**TASK STATEMENT:** Each line that has the string "tasks" must be copied from the records below.

**TASK MATERIAL:**
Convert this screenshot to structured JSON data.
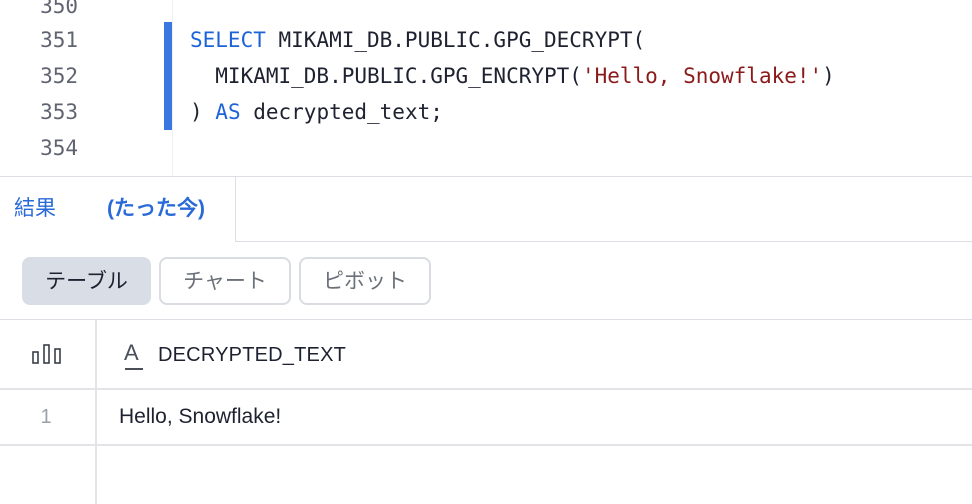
{
  "editor": {
    "lines": [
      {
        "number": "350",
        "tokens": []
      },
      {
        "number": "351",
        "marked": true,
        "tokens": [
          {
            "t": "SELECT",
            "cls": "kw"
          },
          {
            "t": " MIKAMI_DB.PUBLIC.GPG_DECRYPT(",
            "cls": ""
          }
        ]
      },
      {
        "number": "352",
        "marked": true,
        "tokens": [
          {
            "t": "  MIKAMI_DB.PUBLIC.GPG_ENCRYPT(",
            "cls": ""
          },
          {
            "t": "'Hello, Snowflake!'",
            "cls": "str"
          },
          {
            "t": ")",
            "cls": ""
          }
        ]
      },
      {
        "number": "353",
        "marked": true,
        "tokens": [
          {
            "t": ") ",
            "cls": ""
          },
          {
            "t": "AS",
            "cls": "kw"
          },
          {
            "t": " decrypted_text;",
            "cls": ""
          }
        ]
      },
      {
        "number": "354",
        "tokens": []
      }
    ]
  },
  "results": {
    "tab_label": "結果",
    "tab_time": "(たった今)",
    "views": {
      "table": "テーブル",
      "chart": "チャート",
      "pivot": "ピボット"
    },
    "columns": [
      {
        "name": "DECRYPTED_TEXT",
        "type_icon": "A"
      }
    ],
    "rows": [
      {
        "index": "1",
        "values": [
          "Hello, Snowflake!"
        ]
      }
    ]
  },
  "colors": {
    "accent": "#3b76e1",
    "keyword": "#1d63d8",
    "string": "#8b1a1a"
  }
}
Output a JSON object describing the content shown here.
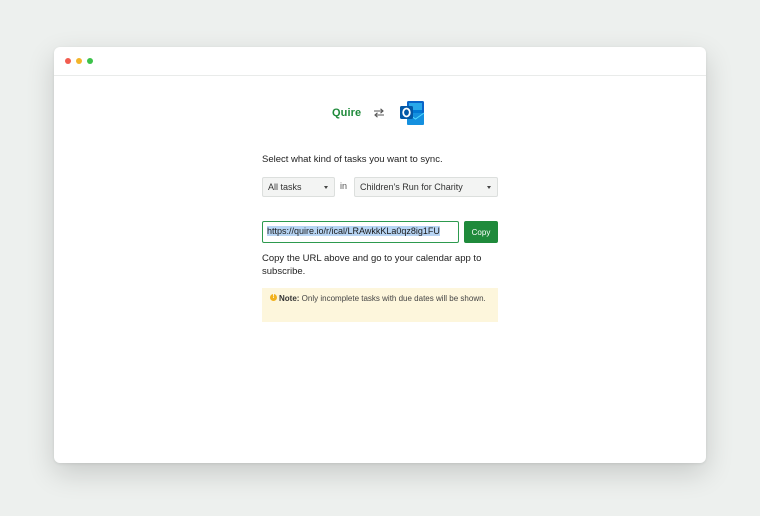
{
  "brand": {
    "quire_label": "Quire"
  },
  "icons": {
    "swap": "swap-arrows-icon",
    "outlook": "outlook-icon",
    "warning": "warning-icon"
  },
  "instruction": "Select what kind of tasks you want to sync.",
  "filters": {
    "scope_value": "All tasks",
    "in_label": "in",
    "project_value": "Children's Run for Charity"
  },
  "url_field": {
    "value": "https://quire.io/r/ical/LRAwkkKLa0qz8ig1FU"
  },
  "copy_button": {
    "label": "Copy"
  },
  "copy_instructions": "Copy the URL above and go to your calendar app to subscribe.",
  "note": {
    "label": "Note:",
    "text": " Only incomplete tasks with due dates will be shown."
  },
  "colors": {
    "accent": "#1f8a3b",
    "note_bg": "#fdf6dc",
    "selection": "#b7d4f3",
    "outlook_blue": "#0a64c8"
  }
}
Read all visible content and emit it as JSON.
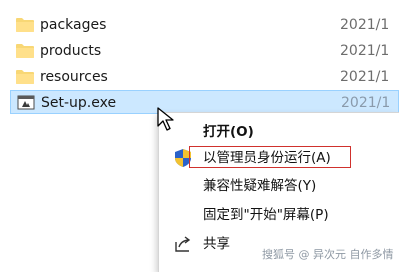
{
  "files": [
    {
      "name": "packages",
      "date": "2021/1",
      "icon": "folder-icon",
      "selected": false
    },
    {
      "name": "products",
      "date": "2021/1",
      "icon": "folder-icon",
      "selected": false
    },
    {
      "name": "resources",
      "date": "2021/1",
      "icon": "folder-icon",
      "selected": false
    },
    {
      "name": "Set-up.exe",
      "date": "2021/1",
      "icon": "exe-file-icon",
      "selected": true
    }
  ],
  "context_menu": {
    "items": [
      {
        "label": "打开(O)",
        "bold": true,
        "icon": ""
      },
      {
        "label": "以管理员身份运行(A)",
        "bold": false,
        "icon": "uac-shield-icon",
        "highlighted": true
      },
      {
        "label": "兼容性疑难解答(Y)",
        "bold": false,
        "icon": ""
      },
      {
        "label": "固定到\"开始\"屏幕(P)",
        "bold": false,
        "icon": ""
      },
      {
        "label": "共享",
        "bold": false,
        "icon": "share-icon"
      }
    ]
  },
  "watermark": "搜狐号 @ 异次元 自作多情",
  "colors": {
    "selection_bg": "#cce8ff",
    "selection_border": "#99d1ff",
    "highlight_box": "#d0312d",
    "folder_yellow": "#f8d775"
  }
}
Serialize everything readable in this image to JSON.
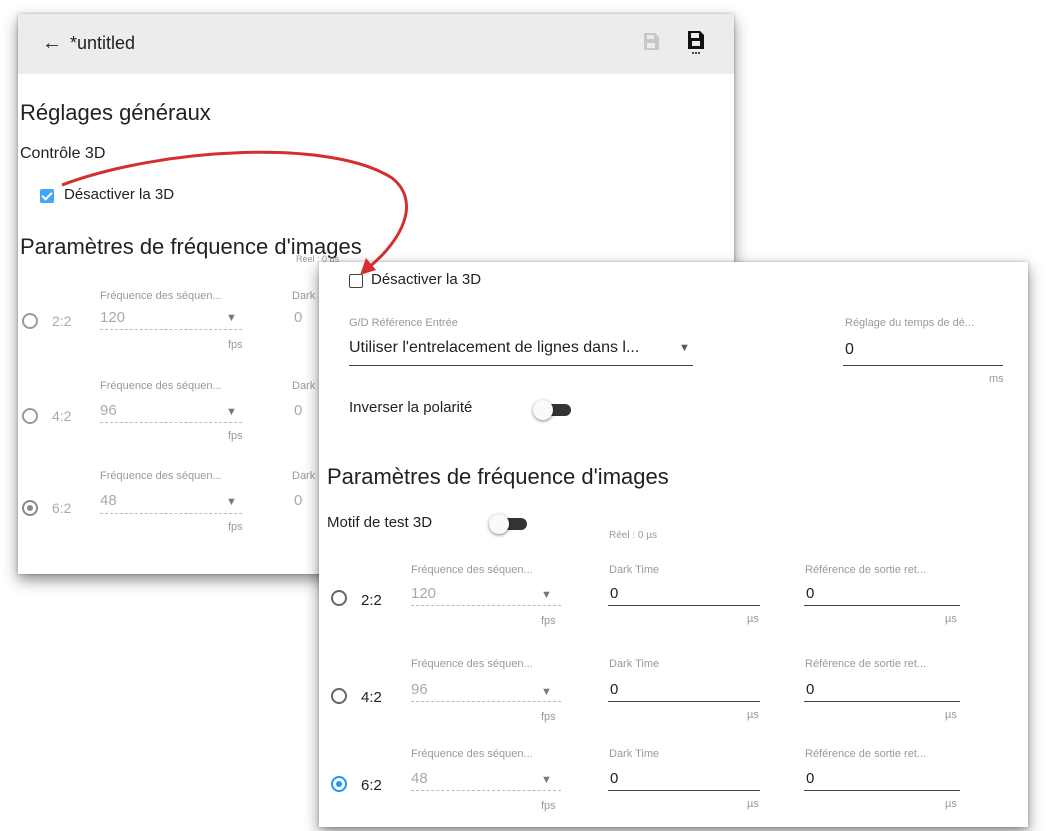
{
  "back": {
    "header": {
      "back_arrow": "←",
      "title": "*untitled"
    },
    "general_title": "Réglages généraux",
    "control_3d": "Contrôle 3D",
    "disable_3d": "Désactiver la 3D",
    "framerate_title": "Paramètres de fréquence d'images",
    "real_label": "Réel : 0 µs",
    "rows": [
      {
        "ratio": "2:2",
        "freq_label": "Fréquence des séquen...",
        "freq_value": "120",
        "freq_unit": "fps",
        "dark_label": "Dark",
        "dark_value": "0",
        "selected": false
      },
      {
        "ratio": "4:2",
        "freq_label": "Fréquence des séquen...",
        "freq_value": "96",
        "freq_unit": "fps",
        "dark_label": "Dark",
        "dark_value": "0",
        "selected": false
      },
      {
        "ratio": "6:2",
        "freq_label": "Fréquence des séquen...",
        "freq_value": "48",
        "freq_unit": "fps",
        "dark_label": "Dark",
        "dark_value": "0",
        "selected": true
      }
    ]
  },
  "front": {
    "disable_3d": "Désactiver la 3D",
    "lr_ref_label": "G/D Référence Entrée",
    "lr_ref_value": "Utiliser l'entrelacement de lignes dans l...",
    "delay_label": "Réglage du temps de dé...",
    "delay_value": "0",
    "delay_unit": "ms",
    "invert_polarity": "Inverser la polarité",
    "framerate_title": "Paramètres de fréquence d'images",
    "test_pattern": "Motif de test 3D",
    "real_label": "Réel : 0 µs",
    "rows": [
      {
        "ratio": "2:2",
        "freq_label": "Fréquence des séquen...",
        "freq_value": "120",
        "freq_unit": "fps",
        "dark_label": "Dark Time",
        "dark_value": "0",
        "dark_unit": "µs",
        "out_label": "Référence de sortie ret...",
        "out_value": "0",
        "out_unit": "µs",
        "selected": false
      },
      {
        "ratio": "4:2",
        "freq_label": "Fréquence des séquen...",
        "freq_value": "96",
        "freq_unit": "fps",
        "dark_label": "Dark Time",
        "dark_value": "0",
        "dark_unit": "µs",
        "out_label": "Référence de sortie ret...",
        "out_value": "0",
        "out_unit": "µs",
        "selected": false
      },
      {
        "ratio": "6:2",
        "freq_label": "Fréquence des séquen...",
        "freq_value": "48",
        "freq_unit": "fps",
        "dark_label": "Dark Time",
        "dark_value": "0",
        "dark_unit": "µs",
        "out_label": "Référence de sortie ret...",
        "out_value": "0",
        "out_unit": "µs",
        "selected": true
      }
    ]
  },
  "icons": {
    "save": "save-icon",
    "save_as": "save-as-icon",
    "arrow": "curved-arrow-annotation"
  },
  "colors": {
    "accent": "#2196f3",
    "arrow": "#d32f2f",
    "header_bg": "#ececec"
  }
}
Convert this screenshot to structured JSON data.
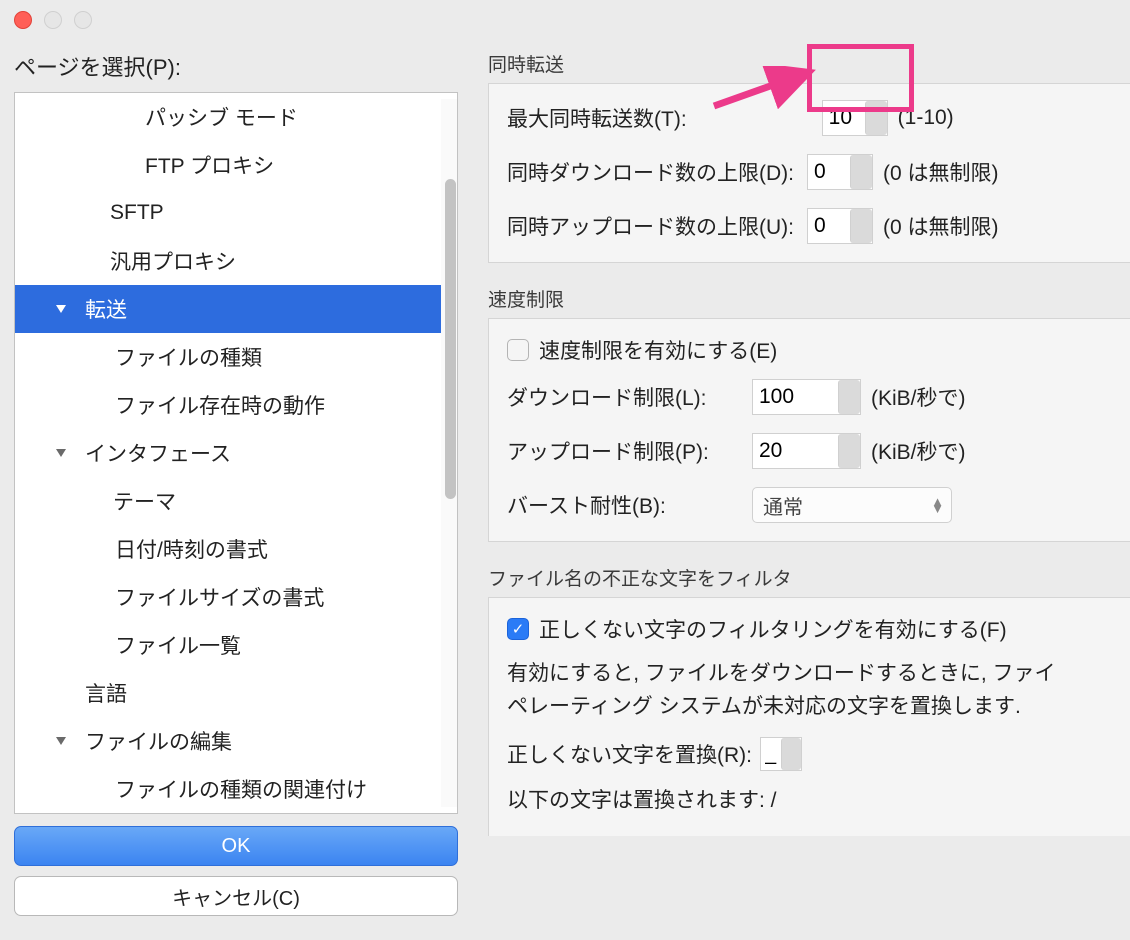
{
  "titlebar": {
    "close_color": "#ff5f57",
    "min_color": "#e6e6e6",
    "max_color": "#e6e6e6"
  },
  "sidebar": {
    "label": "ページを選択(P):",
    "items": [
      {
        "label": "パッシブ モード",
        "cls": "lvl-a"
      },
      {
        "label": "FTP プロキシ",
        "cls": "lvl-a"
      },
      {
        "label": "SFTP",
        "cls": "lvl-b"
      },
      {
        "label": "汎用プロキシ",
        "cls": "lvl-b"
      },
      {
        "label": "転送",
        "cls": "lvl-sel",
        "tri": true,
        "selected": true
      },
      {
        "label": "ファイルの種類",
        "cls": "lvl-sub"
      },
      {
        "label": "ファイル存在時の動作",
        "cls": "lvl-sub"
      },
      {
        "label": "インタフェース",
        "cls": "lvl-iface",
        "tri": true
      },
      {
        "label": "テーマ",
        "cls": "lvl-theme"
      },
      {
        "label": "日付/時刻の書式",
        "cls": "lvl-sub"
      },
      {
        "label": "ファイルサイズの書式",
        "cls": "lvl-sub"
      },
      {
        "label": "ファイル一覧",
        "cls": "lvl-sub"
      },
      {
        "label": "言語",
        "cls": "lvl-lang"
      },
      {
        "label": "ファイルの編集",
        "cls": "lvl-edit",
        "tri": true
      },
      {
        "label": "ファイルの種類の関連付け",
        "cls": "lvl-sub"
      }
    ],
    "ok_label": "OK",
    "cancel_label": "キャンセル(C)"
  },
  "groups": {
    "concurrent": {
      "title": "同時転送",
      "max_transfers_label": "最大同時転送数(T):",
      "max_transfers_value": "10",
      "max_transfers_hint": "(1-10)",
      "max_downloads_label": "同時ダウンロード数の上限(D):",
      "max_downloads_value": "0",
      "max_downloads_hint": "(0 は無制限)",
      "max_uploads_label": "同時アップロード数の上限(U):",
      "max_uploads_value": "0",
      "max_uploads_hint": "(0 は無制限)"
    },
    "speed": {
      "title": "速度制限",
      "enable_label": "速度制限を有効にする(E)",
      "download_label": "ダウンロード制限(L):",
      "download_value": "100",
      "download_unit": "(KiB/秒で)",
      "upload_label": "アップロード制限(P):",
      "upload_value": "20",
      "upload_unit": "(KiB/秒で)",
      "burst_label": "バースト耐性(B):",
      "burst_value": "通常"
    },
    "filter": {
      "title": "ファイル名の不正な文字をフィルタ",
      "enable_label": "正しくない文字のフィルタリングを有効にする(F)",
      "description": "有効にすると, ファイルをダウンロードするときに, ファイ\nペレーティング システムが未対応の文字を置換します.",
      "replace_label": "正しくない文字を置換(R):",
      "replace_value": "_",
      "following_label": "以下の文字は置換されます: /"
    }
  }
}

**REPLY TO THE EXERCISE:**
  "instruction": "Select what kind of tasks you want to sync.",
    "scope_value": "All tasks",
    "text": " Only incomplete tasks with due dates will be shown."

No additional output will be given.